Ya’an is a very active city at night when it’s not raining. The waterfront is not the best place to be at night due to the lack of lighting, but the Temple bridge more than makes up for this with its gorgeous display of random colors and building outlines. The tear drop tree is a brilliant sight to see in front of the Ibis Hotel with its year round icicle style lighting in the middle of the large round-a-bout.
During the day the busy West and East St. as it is both called is lined with hundreds of clothes, trinkets, food, handbags, toys, gold and silver stores to keep the shoppers busy. There is a multi lingual movie theater called Western Cinema in the middle of West/East St. Currently it’s showing Conan and the new Mission Impossible. Further down East St. is a beautifully painted covered bridge that leads to a large open air shopping center. Here you can snap a quick photo and grab a case of knock off footwear to give customs something to do on the way back home.
My favorite open air food market is a little ways from the movie theater and main shopping area in downtown Ya’an, but is only about five minutes from the rainbow bridge. The Qiangjiang market is Ya’an’s largest fresh food market, taking about 30 minutes to walk through. All of the colors of the known world can be found here. It is a photographers dream with the neatly stacked oranges and and onions converging onto the sidewalks filled with shoppers and ogling Chinese.

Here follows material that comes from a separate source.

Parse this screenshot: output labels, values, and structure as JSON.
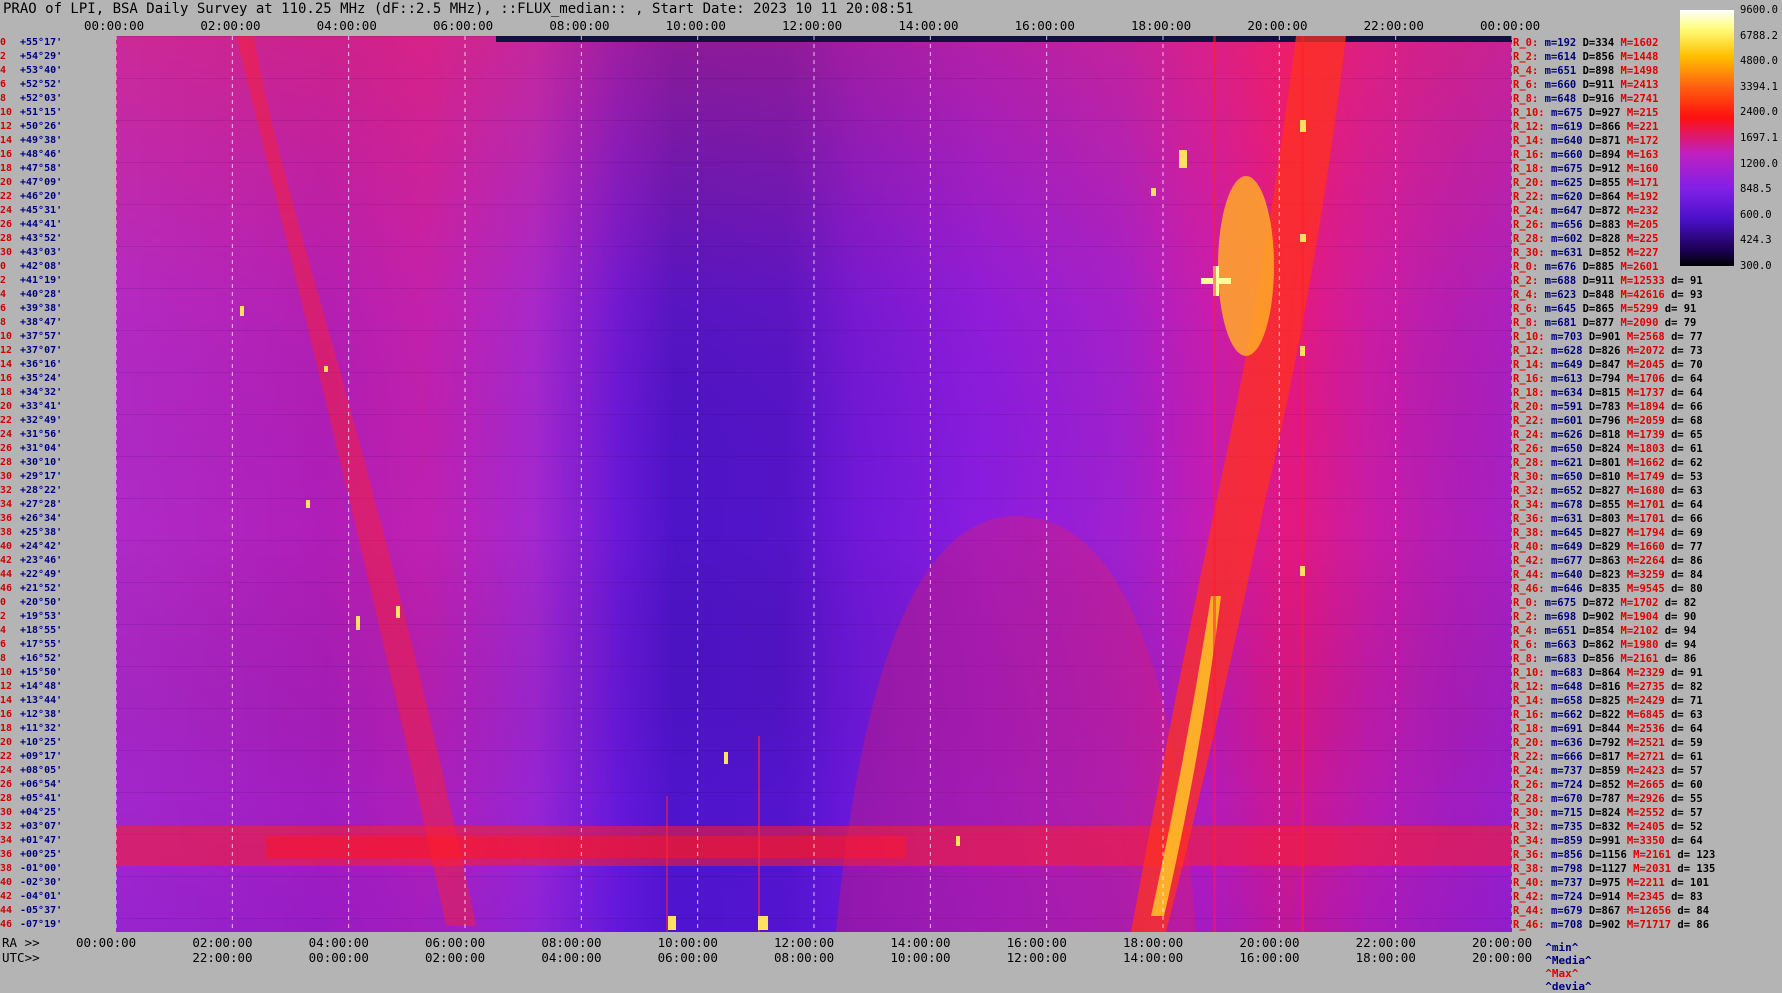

Although grocery stores aren’t usually considered an attraction, we find that our local KeepJoy Supermarket is worth a visit. Not to mention that it has anything you might need or accidentally left at home. One block from the Ibis Hotel and in the middle of a large public square is the entrance to the two storied behemoth. Easily identified by the blue uniformed workers standing outside, the best thing about this store is that they might not have exactly what you need, but they will offer some Chinese alternative. This to me is fun, because I usually have to go twice to get it right.
Other notable sightseeing mentions-
Ya’an City Park- In the middle of the city on the highest hill. Give a birds eye 360 degree view of Ya’an. South of West/East St.
Sichuan Agricultural University- A very large college campus that is open to non-motorized visitors. Lots of students and space to exercise your legs.
2008 Sichuan Earthquake Memorial- On the Southwest waterfront, near the Xi Men Bai Lu bridge. Informative multilingual dedication to the victims and their families.
Trip Advisor- Here is a link to my reviews on Trip Advisor. Most of the places mentioned have been reviewed. You can always contact me if you would like more information on a particular location.
Google Map- A detailed map of all the locations mentioned above. Be sure to use the map version and not the satellite. Google hasn’t updated Ya’an very recently.
Shards of China- In starting this mini-series I had a big inspiration from this website. Nick has been a very informative and helpful blogger and I wish I could give him more in return than a simple link. Thanks for all the words of wisdom.
-Tomorrow we’ll continue our tour of South Ya’an with an in depth look at Qiangjiang Market and its many colors.